Provided entries:
= Beginning of Section =

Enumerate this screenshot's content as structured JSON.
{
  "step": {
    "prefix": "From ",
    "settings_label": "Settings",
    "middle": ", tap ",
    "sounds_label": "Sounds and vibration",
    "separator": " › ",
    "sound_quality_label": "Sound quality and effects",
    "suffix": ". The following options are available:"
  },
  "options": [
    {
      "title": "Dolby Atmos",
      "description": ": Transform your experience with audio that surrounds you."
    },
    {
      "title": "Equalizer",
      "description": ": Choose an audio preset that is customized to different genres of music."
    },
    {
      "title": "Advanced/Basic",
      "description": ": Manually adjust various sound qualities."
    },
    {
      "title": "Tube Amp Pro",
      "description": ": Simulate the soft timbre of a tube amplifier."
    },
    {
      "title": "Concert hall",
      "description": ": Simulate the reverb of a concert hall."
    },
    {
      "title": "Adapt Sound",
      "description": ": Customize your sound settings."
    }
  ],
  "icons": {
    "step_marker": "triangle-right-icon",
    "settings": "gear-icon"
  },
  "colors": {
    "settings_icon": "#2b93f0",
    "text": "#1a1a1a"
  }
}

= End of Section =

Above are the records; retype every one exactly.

Enumerate this screenshot's content as structured JSON.
{
  "step": {
    "prefix": "From ",
    "settings_label": "Settings",
    "middle": ", tap ",
    "sounds_label": "Sounds and vibration",
    "separator": " › ",
    "sound_quality_label": "Sound quality and effects",
    "suffix": ". The following options are available:"
  },
  "options": [
    {
      "title": "Dolby Atmos",
      "description": ": Transform your experience with audio that surrounds you."
    },
    {
      "title": "Equalizer",
      "description": ": Choose an audio preset that is customized to different genres of music."
    },
    {
      "title": "Advanced/Basic",
      "description": ": Manually adjust various sound qualities."
    },
    {
      "title": "Tube Amp Pro",
      "description": ": Simulate the soft timbre of a tube amplifier."
    },
    {
      "title": "Concert hall",
      "description": ": Simulate the reverb of a concert hall."
    },
    {
      "title": "Adapt Sound",
      "description": ": Customize your sound settings."
    }
  ],
  "icons": {
    "step_marker": "triangle-right-icon",
    "settings": "gear-icon"
  },
  "colors": {
    "settings_icon": "#2b93f0",
    "text": "#1a1a1a"
  }
}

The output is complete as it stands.